**TASK DIRECTIONS:** Please show every line from the entries that carries the word "this".

**SOURCE MATERIAL:**
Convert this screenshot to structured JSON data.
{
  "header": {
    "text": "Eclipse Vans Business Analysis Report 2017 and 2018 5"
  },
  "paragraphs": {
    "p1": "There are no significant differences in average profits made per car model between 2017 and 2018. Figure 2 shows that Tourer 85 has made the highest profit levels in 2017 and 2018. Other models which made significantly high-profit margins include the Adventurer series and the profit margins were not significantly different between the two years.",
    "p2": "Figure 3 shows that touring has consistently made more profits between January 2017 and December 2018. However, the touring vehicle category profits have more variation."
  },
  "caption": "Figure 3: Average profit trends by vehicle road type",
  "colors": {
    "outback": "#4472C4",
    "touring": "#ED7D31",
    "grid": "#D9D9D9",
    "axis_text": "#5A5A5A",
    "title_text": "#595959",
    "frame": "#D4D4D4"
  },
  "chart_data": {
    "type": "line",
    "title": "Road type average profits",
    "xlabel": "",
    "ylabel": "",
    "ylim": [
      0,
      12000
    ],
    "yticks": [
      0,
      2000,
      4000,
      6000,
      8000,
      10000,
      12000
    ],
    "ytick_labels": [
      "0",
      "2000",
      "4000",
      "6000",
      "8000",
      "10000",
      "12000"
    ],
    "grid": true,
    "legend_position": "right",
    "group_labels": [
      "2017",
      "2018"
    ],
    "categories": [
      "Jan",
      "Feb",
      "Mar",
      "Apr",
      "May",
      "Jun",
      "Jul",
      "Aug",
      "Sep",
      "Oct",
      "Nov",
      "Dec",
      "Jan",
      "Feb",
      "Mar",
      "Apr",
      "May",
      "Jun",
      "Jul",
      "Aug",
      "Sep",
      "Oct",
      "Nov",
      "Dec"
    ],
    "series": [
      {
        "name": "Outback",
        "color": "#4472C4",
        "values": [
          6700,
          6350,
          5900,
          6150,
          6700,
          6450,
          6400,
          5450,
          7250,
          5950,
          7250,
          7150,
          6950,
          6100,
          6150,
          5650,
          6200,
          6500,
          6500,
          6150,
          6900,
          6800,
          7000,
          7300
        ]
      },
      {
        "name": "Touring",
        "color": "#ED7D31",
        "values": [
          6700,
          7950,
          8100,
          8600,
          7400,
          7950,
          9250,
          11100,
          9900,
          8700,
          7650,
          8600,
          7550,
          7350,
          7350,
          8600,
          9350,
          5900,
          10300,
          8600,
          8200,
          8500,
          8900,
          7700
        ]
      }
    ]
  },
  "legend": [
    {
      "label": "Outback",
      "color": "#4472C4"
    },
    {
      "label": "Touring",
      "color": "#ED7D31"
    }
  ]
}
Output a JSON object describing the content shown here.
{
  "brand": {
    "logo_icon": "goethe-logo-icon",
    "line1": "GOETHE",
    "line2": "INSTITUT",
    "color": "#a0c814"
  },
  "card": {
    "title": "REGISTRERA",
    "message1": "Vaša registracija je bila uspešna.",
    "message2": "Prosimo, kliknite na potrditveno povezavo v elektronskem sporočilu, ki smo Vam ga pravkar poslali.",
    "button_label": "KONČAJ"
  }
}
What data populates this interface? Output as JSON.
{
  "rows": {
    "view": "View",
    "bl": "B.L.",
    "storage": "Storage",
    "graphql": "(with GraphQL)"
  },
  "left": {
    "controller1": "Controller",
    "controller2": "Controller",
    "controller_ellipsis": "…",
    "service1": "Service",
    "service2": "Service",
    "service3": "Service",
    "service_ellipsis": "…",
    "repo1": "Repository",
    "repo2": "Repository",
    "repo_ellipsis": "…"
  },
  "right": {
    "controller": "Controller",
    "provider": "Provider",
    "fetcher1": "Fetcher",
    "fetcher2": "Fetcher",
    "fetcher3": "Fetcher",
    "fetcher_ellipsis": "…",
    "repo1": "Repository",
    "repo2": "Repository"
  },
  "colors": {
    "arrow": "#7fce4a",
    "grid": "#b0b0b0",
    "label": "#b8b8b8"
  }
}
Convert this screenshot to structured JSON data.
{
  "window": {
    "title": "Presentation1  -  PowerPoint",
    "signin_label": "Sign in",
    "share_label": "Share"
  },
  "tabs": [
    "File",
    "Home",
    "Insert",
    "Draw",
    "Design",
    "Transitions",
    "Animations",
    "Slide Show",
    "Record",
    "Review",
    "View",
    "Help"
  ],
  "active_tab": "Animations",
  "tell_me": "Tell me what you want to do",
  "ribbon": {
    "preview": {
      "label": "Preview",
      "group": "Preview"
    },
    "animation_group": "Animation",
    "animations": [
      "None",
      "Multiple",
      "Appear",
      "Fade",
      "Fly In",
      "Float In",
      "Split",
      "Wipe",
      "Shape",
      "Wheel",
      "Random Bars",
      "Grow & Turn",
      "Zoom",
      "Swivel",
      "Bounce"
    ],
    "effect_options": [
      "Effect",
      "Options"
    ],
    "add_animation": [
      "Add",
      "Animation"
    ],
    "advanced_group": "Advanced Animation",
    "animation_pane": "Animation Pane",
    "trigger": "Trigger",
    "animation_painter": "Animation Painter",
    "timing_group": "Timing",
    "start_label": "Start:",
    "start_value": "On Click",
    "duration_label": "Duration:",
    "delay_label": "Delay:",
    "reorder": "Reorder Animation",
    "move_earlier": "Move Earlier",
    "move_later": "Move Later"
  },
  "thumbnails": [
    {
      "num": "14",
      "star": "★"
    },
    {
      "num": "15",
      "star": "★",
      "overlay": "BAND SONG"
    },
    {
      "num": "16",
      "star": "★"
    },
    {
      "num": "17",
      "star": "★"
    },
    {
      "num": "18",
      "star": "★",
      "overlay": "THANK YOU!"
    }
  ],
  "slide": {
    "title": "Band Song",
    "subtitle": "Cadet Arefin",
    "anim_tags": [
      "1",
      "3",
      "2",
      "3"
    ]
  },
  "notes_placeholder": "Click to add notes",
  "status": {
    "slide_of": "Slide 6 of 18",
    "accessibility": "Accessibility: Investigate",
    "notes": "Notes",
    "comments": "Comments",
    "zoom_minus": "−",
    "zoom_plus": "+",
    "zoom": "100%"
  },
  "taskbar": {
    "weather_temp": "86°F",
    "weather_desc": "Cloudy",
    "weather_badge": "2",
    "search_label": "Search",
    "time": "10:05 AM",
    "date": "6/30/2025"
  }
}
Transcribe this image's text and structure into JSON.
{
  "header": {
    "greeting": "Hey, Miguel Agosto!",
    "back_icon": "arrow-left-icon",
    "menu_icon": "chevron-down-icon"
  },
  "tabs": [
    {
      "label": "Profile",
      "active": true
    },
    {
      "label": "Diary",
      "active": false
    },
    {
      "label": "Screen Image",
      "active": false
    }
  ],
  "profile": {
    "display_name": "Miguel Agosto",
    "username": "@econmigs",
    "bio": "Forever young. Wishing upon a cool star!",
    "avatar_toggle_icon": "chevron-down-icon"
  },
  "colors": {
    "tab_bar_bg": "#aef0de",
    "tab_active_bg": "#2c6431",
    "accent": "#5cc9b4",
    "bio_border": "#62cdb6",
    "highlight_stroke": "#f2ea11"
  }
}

**ANSWER SPACE:**
Convert this screenshot to structured JSON data.
What data populates this interface? Output as JSON.
Convert this screenshot to structured JSON data.
Transcribe this image's text and structure into JSON.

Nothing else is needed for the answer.